And maybe the reason I’ve had such a hard time with this one is because in my heart of hearts I wonder if Betsey isn’t well enough off pruned away from the Gardner family tree, that she might be released more cleanly into the family she created with Allen, and the three boys they raised. Still, I feel as if I want to claim her, too, as a way of validating the part she played in my great-great-great-grandfather’s and great-great-great-grandmother’s lives, the little baby boy she brought into their lives, and the joy and tragedy little Willie would add to their life stories, and my own.
“Allen Hall.” FindAGrave.com, created by SMSmith, 2 Feb 2000, http://www.findagrave.com/cgi-bin/fg.cgi?page=gr&GRid=111684
“Clark, Caroline Hopkins, Diary, in Utah State Historical Society Cache Valley Chapter, Historical resource materials for Cache Valley, Utah-Idaho, 1955-1956, reel 1, item 10.” Mormon Pioneer Overland Travel, 1 Sept 2016, https://history.lds.org/overlandtravel/sources/4951/clark-caroline-hopkins-diary-in-utah-state-historical-society-cache-valley-chapter-historical-resource-materials-for-cache-valley-utah-idaho-1955-1956-reel-1-item-10

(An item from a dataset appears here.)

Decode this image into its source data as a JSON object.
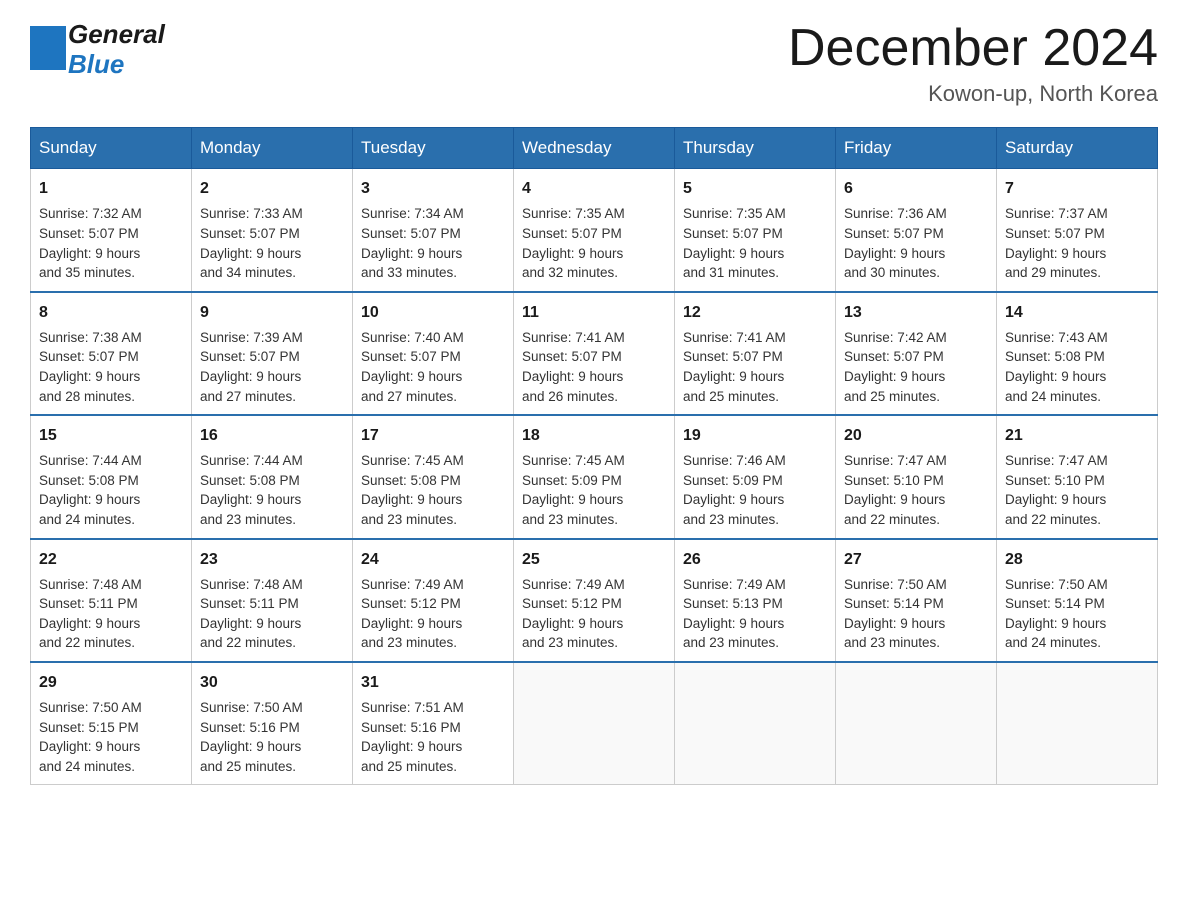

Crandell, Jill N. “Elizabeth Dowding: Censuses, 1880–1910.” Archibald Gardner Family, 1 Apr 2011, http://archibaldgardnerfamily.blogspot.com/2011/04/elizabeth-dowding-census-1880-1910.html
—. “Elizabeth Dowding Gardner Hall: Photo,” Archibald Gardner Family, 16 Oct 2011, http://archibaldgardnerfamily.blogspot.com/2011_10_01_archive.html
“Dowding, Elizabeth—Gardner, Hall.” FamilySearch, posted on behalf of Paul Petersen, https://familysearch.org/photos/artifacts/10571591
“Elizabeth ‘Betsey’ Dowding Hall.” FindAGrave.com, created by SMSmith, 27 Feb 2009, http://www.findagrave.com/cgi-bin/fg.cgi?page=gr&GRid=34255491
“Elizabeth Dowding.” Mormon Pioneer Overland Travel, 1 Sept 2016, https://history.lds.org/overlandtravel/pioneers/35238/elizabeth-dowding
Hughes, Delila Gardner. The Life of Archibald Gardner. 2nd ed. Draper, UT: Review and Preview Publishers, 1970.
Roberts, Brigham Henry, The Autobiography of B. H. Roberts, ed. Gary James Bergera, 1990, pp. 21–43.
 One record notes that her sealing to Archie was cancelled on January 26, 1872.